Crossing Bush cost Villalobos his leadership position and earned him a primary challenger in 2006. Though the governor usually stayed out of primary battles, Bush endorsed Villalobos’ opponent and even cut radio ads on the challenger’s behalf. (Villalobos still won the contest.) In 2005 and 2006, Bush vetoed top-priority projects for Villalobos’ Miami district. In 2005, he cut almost $1 million for spinal cord research, which Villalobos told reporters was “inexplicable” because Bush had initially backed the project. The following year, Bush cut $20 million for Jackson Memorial Hospital in Miami, the biggest provider of charity care to the poor in Florida. (The state appropriation was $8 million but would have drawn $12 million in federal Medicaid dollars.) “I just don’t know what to say,” Villalobos said at the time. “That money was for indigent care. It was going to benefit the entire community.” Villalobos did not respond to an interview request.

At the time, Bush denied that the vetoes were about retribution, noting that Jackson Memorial received a funding increase despite the veto. But he did acknowledge that some projects were spared to reward lawmakers who supported his priorities.

“It’s how the process works,” Bush said in 2006. “Without that, it would be difficult to create a sense of team. On the margins, there are chances to be able to reward team members for a job well done.”

Data research by reporter AJ Vicens



Mother Jones was founded as a nonprofit in 1976 because we knew corporations and billionaires wouldn't fund the type of hard-hitting journalism we set out to do.

Today, reader support makes up about two-thirds of our budget, allows us to dig deep on stories that matter, and lets us keep our reporting free for everyone. If you value what you get from Mother Jones, please join us with a tax-deductible donation today so we can keep on doing the type of journalism 2022 demands.

payment methods


Today, reader support makes up about two-thirds of our budget, allows us to dig deep on stories that matter, and lets us keep our reporting free for everyone. If you value what you get from Mother Jones, please join us with a tax-deductible donation today so we can keep on doing the type of journalism 2022 demands.

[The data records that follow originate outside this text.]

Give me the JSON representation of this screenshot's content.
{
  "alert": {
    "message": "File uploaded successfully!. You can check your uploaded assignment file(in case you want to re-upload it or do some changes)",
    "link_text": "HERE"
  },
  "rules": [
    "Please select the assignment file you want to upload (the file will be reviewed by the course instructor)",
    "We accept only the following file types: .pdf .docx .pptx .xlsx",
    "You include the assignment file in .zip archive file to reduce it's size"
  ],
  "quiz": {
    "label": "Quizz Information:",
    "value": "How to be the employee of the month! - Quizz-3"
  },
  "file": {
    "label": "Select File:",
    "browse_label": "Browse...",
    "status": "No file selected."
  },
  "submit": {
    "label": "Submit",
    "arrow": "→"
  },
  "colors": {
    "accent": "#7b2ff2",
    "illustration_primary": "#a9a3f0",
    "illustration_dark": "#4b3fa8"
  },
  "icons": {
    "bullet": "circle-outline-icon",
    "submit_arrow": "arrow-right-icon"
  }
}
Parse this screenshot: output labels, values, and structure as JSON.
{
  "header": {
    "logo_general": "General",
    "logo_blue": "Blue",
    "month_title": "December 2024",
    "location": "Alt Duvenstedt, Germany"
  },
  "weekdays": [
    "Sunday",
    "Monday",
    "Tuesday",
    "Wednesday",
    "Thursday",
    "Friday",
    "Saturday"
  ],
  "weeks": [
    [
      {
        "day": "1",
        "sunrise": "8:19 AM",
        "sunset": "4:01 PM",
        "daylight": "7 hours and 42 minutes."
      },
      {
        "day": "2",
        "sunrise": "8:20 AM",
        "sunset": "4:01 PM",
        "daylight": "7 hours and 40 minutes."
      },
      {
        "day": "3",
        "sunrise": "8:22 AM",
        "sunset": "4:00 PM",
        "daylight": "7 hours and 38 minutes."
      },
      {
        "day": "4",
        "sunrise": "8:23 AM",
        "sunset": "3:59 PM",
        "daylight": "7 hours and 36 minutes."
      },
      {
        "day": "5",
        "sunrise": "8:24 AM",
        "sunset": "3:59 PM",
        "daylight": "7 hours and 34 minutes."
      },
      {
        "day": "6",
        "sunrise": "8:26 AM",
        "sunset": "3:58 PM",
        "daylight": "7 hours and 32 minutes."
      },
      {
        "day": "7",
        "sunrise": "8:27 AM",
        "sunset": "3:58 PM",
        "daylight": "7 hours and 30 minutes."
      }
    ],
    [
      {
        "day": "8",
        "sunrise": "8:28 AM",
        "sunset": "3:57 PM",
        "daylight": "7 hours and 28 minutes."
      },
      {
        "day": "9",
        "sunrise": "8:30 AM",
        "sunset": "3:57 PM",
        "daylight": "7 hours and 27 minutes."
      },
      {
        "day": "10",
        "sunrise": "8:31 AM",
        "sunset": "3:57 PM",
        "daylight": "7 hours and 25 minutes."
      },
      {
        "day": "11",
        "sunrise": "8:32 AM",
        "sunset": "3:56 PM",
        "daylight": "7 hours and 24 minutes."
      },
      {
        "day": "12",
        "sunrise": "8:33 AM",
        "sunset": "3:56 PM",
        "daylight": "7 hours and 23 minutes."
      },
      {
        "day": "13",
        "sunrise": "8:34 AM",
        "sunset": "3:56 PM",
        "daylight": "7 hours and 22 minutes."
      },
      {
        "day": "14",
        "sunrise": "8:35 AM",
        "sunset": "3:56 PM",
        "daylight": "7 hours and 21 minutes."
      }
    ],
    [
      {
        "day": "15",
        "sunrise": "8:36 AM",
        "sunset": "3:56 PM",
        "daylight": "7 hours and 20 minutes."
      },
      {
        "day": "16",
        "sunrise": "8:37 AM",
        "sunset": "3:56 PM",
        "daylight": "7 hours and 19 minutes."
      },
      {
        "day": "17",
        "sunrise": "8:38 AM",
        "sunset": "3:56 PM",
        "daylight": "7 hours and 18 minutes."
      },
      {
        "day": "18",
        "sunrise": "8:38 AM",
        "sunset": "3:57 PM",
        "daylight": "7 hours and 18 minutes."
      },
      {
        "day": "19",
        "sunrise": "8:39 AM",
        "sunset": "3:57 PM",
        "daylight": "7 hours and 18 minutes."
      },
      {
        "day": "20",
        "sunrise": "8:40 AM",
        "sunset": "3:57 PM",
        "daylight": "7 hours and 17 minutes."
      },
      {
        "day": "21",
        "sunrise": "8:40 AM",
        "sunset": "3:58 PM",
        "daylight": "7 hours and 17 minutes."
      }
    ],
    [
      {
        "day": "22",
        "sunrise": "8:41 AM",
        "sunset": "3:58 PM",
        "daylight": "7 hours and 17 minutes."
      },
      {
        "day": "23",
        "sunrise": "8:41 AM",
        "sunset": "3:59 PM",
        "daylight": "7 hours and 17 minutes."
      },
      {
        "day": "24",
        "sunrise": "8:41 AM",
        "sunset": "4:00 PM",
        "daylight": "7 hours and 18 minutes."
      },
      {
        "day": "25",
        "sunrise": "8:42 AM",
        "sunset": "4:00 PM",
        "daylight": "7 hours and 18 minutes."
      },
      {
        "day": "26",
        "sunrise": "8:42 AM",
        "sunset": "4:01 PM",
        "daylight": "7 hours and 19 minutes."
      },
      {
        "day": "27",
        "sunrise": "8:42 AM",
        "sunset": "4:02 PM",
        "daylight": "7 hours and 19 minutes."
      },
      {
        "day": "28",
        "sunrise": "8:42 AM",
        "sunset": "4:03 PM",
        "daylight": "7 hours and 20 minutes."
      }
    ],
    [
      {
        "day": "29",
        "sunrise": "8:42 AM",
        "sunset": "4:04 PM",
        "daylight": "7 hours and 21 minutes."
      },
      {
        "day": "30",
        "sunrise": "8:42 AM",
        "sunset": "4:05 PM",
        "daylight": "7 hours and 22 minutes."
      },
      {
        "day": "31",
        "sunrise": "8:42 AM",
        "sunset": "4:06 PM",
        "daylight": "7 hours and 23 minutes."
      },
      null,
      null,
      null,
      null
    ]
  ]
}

payment methods

We Recommend


Sign up for our free newsletter

Subscribe to the Mother Jones Daily to have our top stories delivered directly to your inbox.

Get our award-winning magazine

Save big on a full year of investigations, ideas, and insights.


Support our journalism

Help Mother Jones' reporters dig deep with a tax-deductible donation.